22 June 1996
The existence of biomedical practices that can lead to damage of the human embryo have induced the ICB to analyse the biological data of the beginning of human life and to question the ontological meaning of “person”, “individual”, “identity”, which is followed by a statement of the prevailing theoretical positions and the most significant biological data for the beginning of the personal life of the embryo.
The document retains all the complexity of the current debate, without renouncing to taking a unanimous position. The Committee majority believes that the human embryo is a being endowed with individual identity from conception. Even those that consider it so only after formation – between the eighth and fourteenth day after fertilisation – of the primitive streak or line, consider it dutiful to respect and protect the embryo. In the uncertainness surrounding the status of a person in a specific early stage, the very doubt alone is sufficient to impose abstention from causing it any harm. As regards this, the document draws attention to the fact that – despite the difference of positions – the embryo is never considered as a thing, but as a “being belonging to the human species”.
The complexity of the subject has led to a differentiation of the bioethical conclusions related to the lawfulness of certain practices. The following are unanimously considered morally illicit:
- production of embryos for experimental, commercial or industrial purposes;
- multiple generation of genetically identical human beings through twin
fission or cloning;
- creation of chimeras using human embryos;
- production of human-animal hybrids;
- the transfer of human embryos into an animal uterus or animal embryos into
a human uterus.
A part of the Committee believes that illegality subsists even in “the suppression or any form of harmful manipulation of embryos”; pre-implantation diagnosis for the purpose of eugenic selection, the formation of in vitro embryos not destined for the mother’s uterus.

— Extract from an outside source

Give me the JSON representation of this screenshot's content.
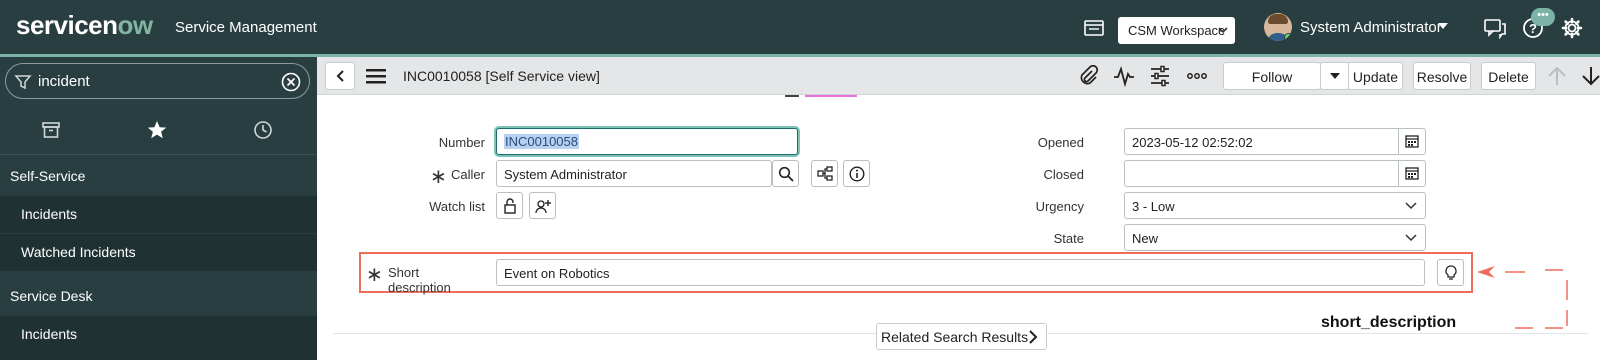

The Committee has unanimously considered morally licit any therapeutic interventions on embryos, when they are directed to the safeguard of their life and health and experimentation on dead embryos originating from abortions.
The diversity of opinion on certain specific aspects of the ontological status of the embryo and the lawfulness of possible treatment is expressed – not only in the text of the document (approved unanimously) – but also in the appendix which contains several personal remarks of the Committee members.